Task to carry out: Copy every line from the records that holds the word "content".

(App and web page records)

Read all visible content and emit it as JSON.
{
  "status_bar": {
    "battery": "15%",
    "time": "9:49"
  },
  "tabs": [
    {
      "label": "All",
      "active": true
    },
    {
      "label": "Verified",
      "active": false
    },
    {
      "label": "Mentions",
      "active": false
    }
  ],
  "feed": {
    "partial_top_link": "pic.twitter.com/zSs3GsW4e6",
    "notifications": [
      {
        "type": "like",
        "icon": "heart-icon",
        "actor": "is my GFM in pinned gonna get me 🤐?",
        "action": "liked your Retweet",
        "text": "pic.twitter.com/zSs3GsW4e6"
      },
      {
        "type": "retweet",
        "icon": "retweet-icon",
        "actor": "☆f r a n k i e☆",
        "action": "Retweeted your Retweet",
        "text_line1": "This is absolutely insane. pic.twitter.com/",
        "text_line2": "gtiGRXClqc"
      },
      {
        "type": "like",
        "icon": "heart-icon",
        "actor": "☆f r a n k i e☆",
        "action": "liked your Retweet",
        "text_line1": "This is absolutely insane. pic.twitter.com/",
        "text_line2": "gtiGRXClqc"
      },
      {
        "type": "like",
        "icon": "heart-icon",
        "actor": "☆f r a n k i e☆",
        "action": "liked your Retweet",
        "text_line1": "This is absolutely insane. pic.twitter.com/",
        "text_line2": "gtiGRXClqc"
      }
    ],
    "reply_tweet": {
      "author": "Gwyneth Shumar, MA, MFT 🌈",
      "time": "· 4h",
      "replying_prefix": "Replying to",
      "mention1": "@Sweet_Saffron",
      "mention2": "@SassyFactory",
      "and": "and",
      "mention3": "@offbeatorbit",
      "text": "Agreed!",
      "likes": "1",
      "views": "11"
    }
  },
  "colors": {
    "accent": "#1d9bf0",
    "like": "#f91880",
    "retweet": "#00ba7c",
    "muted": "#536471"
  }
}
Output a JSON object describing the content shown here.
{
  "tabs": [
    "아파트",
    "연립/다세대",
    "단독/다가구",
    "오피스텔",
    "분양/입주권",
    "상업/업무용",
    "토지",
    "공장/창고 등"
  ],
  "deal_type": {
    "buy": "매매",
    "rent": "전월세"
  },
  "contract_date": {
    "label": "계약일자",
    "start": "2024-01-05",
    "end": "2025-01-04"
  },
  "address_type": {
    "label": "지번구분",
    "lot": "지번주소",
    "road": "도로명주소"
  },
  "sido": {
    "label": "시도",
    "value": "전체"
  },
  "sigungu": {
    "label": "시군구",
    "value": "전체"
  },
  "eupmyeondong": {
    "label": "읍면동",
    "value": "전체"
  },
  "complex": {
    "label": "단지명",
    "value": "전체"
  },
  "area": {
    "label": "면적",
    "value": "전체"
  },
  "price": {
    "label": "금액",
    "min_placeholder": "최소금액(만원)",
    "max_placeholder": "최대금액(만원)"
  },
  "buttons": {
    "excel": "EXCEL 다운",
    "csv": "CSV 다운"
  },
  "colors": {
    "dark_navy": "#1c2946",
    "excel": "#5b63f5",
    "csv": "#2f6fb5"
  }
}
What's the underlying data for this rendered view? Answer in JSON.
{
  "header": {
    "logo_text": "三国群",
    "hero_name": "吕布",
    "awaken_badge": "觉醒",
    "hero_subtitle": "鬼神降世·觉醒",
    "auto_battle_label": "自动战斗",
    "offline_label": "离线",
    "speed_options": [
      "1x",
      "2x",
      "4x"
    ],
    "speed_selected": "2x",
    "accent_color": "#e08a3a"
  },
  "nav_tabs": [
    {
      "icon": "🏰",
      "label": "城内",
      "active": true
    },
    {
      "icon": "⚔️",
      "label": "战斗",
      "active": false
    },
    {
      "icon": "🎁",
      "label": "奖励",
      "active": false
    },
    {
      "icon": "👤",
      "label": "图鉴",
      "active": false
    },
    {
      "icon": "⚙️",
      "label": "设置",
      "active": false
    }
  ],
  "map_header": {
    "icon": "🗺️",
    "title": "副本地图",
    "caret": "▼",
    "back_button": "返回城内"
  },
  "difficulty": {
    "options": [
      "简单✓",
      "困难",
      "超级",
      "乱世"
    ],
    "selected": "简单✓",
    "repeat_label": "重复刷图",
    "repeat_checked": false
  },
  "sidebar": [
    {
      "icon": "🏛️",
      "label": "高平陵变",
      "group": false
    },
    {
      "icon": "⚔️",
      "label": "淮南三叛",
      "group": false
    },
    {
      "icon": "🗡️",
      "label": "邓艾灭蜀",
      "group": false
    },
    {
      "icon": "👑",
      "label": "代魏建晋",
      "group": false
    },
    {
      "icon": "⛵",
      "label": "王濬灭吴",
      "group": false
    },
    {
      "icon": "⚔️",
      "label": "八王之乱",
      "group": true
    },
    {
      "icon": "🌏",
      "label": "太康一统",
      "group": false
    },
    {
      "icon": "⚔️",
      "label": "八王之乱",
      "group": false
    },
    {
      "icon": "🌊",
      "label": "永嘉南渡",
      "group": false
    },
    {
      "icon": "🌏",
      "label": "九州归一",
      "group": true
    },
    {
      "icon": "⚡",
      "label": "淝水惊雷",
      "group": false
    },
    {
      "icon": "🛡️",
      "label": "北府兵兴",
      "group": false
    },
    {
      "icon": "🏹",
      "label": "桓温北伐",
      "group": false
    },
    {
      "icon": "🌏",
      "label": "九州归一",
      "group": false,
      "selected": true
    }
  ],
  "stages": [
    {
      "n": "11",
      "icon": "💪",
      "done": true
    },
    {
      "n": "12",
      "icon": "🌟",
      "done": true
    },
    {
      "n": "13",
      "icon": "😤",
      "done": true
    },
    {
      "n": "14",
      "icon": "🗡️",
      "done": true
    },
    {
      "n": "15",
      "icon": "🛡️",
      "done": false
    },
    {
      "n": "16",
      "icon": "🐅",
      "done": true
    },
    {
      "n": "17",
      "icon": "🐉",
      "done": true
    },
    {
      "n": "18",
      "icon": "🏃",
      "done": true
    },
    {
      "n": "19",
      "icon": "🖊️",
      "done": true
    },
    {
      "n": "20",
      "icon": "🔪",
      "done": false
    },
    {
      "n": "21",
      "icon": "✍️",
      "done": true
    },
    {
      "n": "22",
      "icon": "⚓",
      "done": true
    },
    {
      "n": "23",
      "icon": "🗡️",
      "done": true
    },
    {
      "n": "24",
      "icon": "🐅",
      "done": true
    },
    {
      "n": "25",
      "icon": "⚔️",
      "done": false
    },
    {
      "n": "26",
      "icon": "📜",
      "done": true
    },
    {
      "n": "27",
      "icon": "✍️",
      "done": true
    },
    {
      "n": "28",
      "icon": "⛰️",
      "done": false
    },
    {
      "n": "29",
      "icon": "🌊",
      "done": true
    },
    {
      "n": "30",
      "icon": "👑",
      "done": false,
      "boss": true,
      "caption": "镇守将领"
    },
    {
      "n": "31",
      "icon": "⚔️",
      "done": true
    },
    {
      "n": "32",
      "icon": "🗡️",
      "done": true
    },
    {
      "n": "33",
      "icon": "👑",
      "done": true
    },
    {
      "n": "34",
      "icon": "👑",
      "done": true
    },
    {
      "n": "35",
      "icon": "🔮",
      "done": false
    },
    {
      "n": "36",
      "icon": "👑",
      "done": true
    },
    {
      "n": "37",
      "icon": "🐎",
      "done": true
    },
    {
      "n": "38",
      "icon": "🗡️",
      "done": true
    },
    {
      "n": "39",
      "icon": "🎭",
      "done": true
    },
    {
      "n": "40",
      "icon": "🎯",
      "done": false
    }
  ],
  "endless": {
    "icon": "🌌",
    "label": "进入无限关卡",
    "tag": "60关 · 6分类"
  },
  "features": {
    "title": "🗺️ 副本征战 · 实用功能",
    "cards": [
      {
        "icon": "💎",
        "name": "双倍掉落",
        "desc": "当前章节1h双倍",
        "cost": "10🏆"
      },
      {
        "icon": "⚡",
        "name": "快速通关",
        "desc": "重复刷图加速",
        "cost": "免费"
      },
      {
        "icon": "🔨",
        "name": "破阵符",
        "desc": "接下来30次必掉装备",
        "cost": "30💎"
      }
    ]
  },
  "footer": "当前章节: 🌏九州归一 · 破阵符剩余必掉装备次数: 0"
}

Task solution:
Read all visible content and emit it as JSON.
Output a JSON object describing the content shown here.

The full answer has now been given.